DATA SECTION -
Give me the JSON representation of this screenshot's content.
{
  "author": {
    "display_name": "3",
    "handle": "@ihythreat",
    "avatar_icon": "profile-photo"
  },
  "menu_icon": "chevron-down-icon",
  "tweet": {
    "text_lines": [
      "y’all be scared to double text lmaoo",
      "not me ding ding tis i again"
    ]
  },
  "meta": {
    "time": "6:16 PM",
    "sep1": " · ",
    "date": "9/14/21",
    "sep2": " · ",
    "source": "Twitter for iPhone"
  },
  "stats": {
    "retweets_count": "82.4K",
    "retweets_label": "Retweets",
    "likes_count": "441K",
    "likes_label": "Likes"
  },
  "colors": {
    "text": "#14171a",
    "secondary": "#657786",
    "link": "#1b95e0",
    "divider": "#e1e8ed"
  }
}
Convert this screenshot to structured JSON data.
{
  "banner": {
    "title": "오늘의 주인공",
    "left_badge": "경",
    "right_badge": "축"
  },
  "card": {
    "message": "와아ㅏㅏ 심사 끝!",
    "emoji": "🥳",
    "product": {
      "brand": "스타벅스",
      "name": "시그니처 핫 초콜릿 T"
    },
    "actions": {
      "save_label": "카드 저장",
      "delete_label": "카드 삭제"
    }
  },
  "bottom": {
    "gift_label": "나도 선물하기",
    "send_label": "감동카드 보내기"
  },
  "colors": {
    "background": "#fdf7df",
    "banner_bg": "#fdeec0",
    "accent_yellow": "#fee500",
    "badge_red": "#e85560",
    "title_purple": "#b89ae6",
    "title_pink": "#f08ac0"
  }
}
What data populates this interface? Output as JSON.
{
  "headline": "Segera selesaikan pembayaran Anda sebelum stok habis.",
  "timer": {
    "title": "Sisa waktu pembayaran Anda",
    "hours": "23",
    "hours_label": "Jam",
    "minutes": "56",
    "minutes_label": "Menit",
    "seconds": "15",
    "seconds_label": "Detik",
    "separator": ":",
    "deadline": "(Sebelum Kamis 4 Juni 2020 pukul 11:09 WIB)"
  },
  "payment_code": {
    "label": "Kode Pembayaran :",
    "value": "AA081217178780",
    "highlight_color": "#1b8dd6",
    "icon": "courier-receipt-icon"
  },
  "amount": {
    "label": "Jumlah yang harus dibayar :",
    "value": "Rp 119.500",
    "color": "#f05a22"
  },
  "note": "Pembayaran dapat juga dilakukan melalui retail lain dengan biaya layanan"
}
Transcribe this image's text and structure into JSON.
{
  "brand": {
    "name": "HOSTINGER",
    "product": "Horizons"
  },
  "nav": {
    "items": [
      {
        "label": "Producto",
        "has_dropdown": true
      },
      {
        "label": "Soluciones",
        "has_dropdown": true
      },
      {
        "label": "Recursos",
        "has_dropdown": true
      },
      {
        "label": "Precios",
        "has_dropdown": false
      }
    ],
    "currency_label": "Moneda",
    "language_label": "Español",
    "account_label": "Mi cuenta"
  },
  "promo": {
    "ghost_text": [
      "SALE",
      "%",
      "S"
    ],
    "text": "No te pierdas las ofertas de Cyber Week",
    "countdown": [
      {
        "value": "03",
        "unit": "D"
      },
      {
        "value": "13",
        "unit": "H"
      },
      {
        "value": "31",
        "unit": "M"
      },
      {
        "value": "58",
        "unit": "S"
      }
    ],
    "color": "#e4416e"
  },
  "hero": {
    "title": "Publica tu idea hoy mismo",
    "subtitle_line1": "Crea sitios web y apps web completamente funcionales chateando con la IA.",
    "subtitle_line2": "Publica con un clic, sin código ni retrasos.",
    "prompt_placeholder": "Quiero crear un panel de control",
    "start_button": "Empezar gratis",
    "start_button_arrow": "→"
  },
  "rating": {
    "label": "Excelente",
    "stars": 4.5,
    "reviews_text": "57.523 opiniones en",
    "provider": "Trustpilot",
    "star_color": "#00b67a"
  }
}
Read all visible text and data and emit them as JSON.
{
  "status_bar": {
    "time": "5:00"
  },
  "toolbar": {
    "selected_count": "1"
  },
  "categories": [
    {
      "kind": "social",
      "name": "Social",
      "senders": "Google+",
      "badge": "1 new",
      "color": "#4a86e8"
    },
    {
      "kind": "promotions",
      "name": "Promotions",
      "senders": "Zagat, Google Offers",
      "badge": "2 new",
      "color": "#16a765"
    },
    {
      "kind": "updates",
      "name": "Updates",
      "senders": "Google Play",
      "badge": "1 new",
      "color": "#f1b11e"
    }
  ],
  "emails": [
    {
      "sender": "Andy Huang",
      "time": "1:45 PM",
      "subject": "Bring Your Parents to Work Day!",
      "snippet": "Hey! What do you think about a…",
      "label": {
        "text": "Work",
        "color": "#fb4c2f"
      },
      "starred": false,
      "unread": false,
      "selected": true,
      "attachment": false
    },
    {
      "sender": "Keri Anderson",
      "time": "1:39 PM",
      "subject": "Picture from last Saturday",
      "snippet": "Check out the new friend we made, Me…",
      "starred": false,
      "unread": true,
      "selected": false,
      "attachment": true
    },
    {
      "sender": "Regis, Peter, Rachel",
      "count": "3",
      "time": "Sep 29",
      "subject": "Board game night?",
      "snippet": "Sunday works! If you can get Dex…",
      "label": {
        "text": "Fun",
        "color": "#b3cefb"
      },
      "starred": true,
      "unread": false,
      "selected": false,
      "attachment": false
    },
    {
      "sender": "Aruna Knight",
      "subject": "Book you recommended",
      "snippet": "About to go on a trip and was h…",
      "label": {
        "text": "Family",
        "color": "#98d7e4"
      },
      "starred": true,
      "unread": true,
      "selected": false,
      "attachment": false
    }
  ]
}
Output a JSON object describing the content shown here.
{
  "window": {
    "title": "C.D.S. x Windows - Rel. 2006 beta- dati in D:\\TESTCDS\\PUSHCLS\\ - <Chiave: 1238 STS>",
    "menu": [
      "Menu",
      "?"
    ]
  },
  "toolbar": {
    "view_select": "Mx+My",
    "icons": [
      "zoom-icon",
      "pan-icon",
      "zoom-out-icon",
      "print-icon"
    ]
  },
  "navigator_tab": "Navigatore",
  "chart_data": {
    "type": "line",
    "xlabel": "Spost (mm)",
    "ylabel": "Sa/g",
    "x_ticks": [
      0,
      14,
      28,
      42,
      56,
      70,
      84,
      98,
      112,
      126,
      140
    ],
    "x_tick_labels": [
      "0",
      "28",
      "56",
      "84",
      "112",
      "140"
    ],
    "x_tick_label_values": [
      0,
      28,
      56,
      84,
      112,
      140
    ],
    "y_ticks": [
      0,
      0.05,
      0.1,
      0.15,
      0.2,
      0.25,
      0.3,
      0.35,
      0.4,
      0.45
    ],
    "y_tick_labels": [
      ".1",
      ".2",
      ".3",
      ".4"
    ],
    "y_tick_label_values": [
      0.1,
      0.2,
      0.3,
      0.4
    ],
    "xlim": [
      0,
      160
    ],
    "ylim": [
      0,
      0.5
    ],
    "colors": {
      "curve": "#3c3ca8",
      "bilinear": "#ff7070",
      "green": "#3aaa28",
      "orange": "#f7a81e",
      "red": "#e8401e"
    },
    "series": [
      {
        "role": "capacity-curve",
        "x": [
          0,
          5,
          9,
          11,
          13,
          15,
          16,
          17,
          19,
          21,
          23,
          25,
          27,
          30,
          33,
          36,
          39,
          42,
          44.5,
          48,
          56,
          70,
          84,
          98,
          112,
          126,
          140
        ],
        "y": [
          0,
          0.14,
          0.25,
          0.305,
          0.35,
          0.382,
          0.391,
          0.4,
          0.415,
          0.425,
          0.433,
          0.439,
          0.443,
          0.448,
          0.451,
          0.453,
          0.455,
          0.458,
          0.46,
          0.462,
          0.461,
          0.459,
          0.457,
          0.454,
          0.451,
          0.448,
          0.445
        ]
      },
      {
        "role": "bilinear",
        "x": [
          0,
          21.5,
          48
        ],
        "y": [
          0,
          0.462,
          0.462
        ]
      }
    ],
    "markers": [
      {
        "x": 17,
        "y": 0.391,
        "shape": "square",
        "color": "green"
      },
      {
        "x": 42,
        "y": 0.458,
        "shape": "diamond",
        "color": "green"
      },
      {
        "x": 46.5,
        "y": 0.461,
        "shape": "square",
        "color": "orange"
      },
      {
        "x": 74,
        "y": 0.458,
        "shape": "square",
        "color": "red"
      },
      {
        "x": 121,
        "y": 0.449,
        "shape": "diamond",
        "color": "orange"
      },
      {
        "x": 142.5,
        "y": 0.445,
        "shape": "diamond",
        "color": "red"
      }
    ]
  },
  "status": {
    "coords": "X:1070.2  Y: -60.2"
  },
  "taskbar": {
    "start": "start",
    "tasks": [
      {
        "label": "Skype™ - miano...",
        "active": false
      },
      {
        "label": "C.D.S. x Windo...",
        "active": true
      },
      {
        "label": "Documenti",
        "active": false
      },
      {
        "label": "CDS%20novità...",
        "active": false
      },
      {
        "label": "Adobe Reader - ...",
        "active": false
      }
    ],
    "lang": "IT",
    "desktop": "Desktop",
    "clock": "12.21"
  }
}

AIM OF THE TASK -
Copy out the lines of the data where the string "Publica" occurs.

RESULT FOR THIS EXERCISE -
    "title": "Publica tu idea hoy mismo",
    "subtitle_line2": "Publica con un clic, sin código ni retrasos.",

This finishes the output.